Anyway, I get like this often, especially on return from a trip. Let’s hope I finally do something about it. And soon. Far too quickly I’ll be back to thinking it’s normal.

patience. and how to learn photog. or just learn.

scancafe2Oh yes, she’s still droning on about scancafe. As if she didn’t have plenty of other things to do in preparation for the trip (clean, organize, photocopy docs, buy stuff like a swim shirt/rashguard so that she dosen’t become one with the many Aussies who develop skin cancer, but does acquire a cute surfer-girl look. Okay, Andrea is making her get one. She like the pink). Okay, sorry, no more third person. I’m reviewing the scancafe images again, now that ‘quality control’ has rescanned and reloaded them. I’m deleting more, whilst trying my very best to be patient. (Shouldn’t this have been done weeks ago?) Instead of sharing the current frustrations, I’ll step back explain how I’m trying to approach this waste use of my time.

Looking at almost every image I took from 1998-2003, and deleting the ones I don’t want, I’m trying to note why some work and others don’t. Missed expressions, bad exposures, off compositions obviously kill an image. I’m noticing what I did right and what I didn’t. There is a huge improvement over the years, and I’m hoping this time editing will help me while shooting. I’m also trying to notice what focal lengths I tend toward, and light techniques in difficult lighting.

I find that I learn best by a combination of repetition and osmosis. Instead of writing down notes, I’m just letting my brain take in info passively as I sift through all the images, and let it absorb what makes an image work.
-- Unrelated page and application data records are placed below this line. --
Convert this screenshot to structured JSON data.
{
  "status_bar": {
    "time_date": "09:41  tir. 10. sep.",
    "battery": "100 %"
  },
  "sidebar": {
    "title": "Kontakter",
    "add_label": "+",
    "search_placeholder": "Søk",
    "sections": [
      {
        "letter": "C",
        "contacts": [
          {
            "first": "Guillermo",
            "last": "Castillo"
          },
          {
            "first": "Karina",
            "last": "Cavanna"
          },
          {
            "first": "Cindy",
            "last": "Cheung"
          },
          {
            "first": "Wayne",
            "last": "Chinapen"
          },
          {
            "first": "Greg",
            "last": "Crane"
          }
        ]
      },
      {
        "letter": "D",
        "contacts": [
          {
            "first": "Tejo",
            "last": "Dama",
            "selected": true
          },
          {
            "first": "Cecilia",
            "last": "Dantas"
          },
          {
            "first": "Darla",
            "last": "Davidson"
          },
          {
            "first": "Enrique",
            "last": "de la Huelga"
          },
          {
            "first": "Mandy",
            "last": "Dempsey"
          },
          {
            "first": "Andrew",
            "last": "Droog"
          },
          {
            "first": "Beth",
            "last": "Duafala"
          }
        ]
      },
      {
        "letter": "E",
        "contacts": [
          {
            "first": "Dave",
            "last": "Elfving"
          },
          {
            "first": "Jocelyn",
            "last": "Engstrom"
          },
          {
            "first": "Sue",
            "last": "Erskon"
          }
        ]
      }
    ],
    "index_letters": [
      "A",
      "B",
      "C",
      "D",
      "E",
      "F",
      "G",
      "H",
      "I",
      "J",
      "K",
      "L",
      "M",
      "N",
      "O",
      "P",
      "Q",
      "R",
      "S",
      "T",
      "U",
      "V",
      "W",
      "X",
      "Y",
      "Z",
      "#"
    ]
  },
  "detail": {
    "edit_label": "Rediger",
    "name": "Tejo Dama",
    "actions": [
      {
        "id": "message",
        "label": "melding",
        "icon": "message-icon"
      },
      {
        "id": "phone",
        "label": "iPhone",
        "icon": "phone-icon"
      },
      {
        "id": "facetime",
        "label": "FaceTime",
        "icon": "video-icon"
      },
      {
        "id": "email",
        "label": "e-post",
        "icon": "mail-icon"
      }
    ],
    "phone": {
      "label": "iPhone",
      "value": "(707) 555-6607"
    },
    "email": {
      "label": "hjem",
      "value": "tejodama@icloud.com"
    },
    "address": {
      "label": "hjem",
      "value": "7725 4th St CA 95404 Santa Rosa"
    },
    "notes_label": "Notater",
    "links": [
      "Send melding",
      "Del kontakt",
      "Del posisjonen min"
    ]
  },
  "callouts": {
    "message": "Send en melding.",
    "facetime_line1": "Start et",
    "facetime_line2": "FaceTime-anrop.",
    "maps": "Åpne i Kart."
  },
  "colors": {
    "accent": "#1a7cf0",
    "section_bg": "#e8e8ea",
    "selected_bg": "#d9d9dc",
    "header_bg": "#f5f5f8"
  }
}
It’s a longer process than studying more actively, and there are times I do that as well, but I feel that this method is deeper and longer lasting, because it integrates naturally with what I already know.

I would like a year off (who wouldn’t) to work on photos, thoughts, and yoga. Integrate and develop what little I know. Hmmm.

the next trip: down under

rani elephant sri lanka

Now that I’m almost done with editing and posting the Sri Lanka pics (above, Rani. More in the next post), my free time has been hijacked by planning for the next trip. I bought tickets this week for an eight week trip to Australia, a 40-hr journey to Perth (perhaps more door-to-door), where I’ll meet Andrea. We’ll hang out there awhile and then head south to Margaret River, Esperance, and continue on across to Adelaide, Melbourne, Canberra, and Sydney. Yes, this is a huge trip to be taken in Andrea’s green station wagon, purchased more or less for this sort of trip. I’m excited because I can use some time camping and resting on the beach after so much city life. Will be an adventure if the car breaks down, but that’s all part of the deal. Anyone who tells me this is mad can read about my friend Sherry’s lone bike trip across Australia. I think we can manage it in a car (though that train does look nice).

So I’m a bit behind on finishing up on the Sri Lanka stories. I’d hoped to be finished by now. And scancafe is meant to have my 5,000 some images ready to peruse—in ten days. To divide the free time between finishing and planning is difficult, as plans have a deadline. (Though it might not seem so from my travels, I do work.) I’m hoping to write and edit a bit as I go on this trip, but we’ll see. It is nice to set the laptop down (if not the camera).

Any thoughts (advice, experiences, etc) are very welcome.